13. To show the Antiseptic Properties of Human Serum.—Under the supervision of a physician, a small amount of blood was drawn, by means of a hypodermic needle, from a vein in the arm. This blood was placed in a sterile glass vessel and allowed to clot. After standing some time, serum separated. One cubic centimeter of this serum was placed in a small test-tube and five loops full of a beef-broth culture of typhoid bacilli were added to it. Petri dishes were made from this mixture at intervals for an hour. To get an idea of the number of germs originally placed in the serum, a control was run with 1 c.c. of sterile water. The count made from this control is recorded as the count for 0minutes.

0 minutes 3,760 colonies.
2 " 737 "
8 " 810 "
15 " 34 "
30 " 2 "
60 " 0 "

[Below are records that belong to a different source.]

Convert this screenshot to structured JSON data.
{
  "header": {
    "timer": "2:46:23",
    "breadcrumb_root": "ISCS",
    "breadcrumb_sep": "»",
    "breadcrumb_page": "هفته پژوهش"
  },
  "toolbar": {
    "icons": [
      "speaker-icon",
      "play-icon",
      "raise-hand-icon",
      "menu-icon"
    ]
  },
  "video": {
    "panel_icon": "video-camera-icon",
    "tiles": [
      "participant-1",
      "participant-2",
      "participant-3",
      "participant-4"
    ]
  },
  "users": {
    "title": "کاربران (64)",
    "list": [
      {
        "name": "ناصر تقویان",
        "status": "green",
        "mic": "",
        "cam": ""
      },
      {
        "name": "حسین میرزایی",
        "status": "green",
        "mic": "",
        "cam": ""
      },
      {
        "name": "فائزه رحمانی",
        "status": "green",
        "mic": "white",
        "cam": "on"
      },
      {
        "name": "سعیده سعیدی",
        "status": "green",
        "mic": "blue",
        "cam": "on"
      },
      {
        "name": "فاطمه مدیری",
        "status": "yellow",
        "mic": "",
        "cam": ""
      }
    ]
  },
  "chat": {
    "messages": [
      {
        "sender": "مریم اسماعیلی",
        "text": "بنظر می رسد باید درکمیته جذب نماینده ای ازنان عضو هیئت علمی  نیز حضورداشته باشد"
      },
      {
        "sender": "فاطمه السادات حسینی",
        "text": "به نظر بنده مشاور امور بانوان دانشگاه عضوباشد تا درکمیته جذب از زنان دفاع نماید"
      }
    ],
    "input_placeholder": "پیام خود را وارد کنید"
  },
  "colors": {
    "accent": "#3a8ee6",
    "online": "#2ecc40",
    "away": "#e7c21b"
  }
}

12. To show that Bacteria are not given off from a Moist Surface.—A culture of harmless, brilliant yellow bacteria was smeared on the inside of a large glass tube. Through this tube a strong current of air was directed on to agar in a Petri dish. If bacteria were given off into the air from the moist surface, they would be blown upon the agar, where they would develop into colonies. The Petri dish used in this experiment developed no yellow colonies. The smear was now allowed to dry and was then crushed with a sterile glass rod. A second current of air was now directed through the tube into another Petri dish. This dish developed 240 colonies of yellow bacteria.

 

The above is merely suggestive of the kind of work that might be done in any secondary school. Most of these experiments could be performed by the average high school senior. All of them could be used as class demonstrations. Each one has a direct bearing on some large question of preventive medicine. A week's training in bacteriological technic will enable any teacher to give this work.

The experiments here outlined were suggested to me by Dr. W. H. Manwaring, and were carried out in the Pathological Laboratory of the University of Chicago, during the summer of 1904.

  1. In repeating this experiment in high schools, harmless bacteria must, of course, be used. The colon bacillus is recommended for this purpose.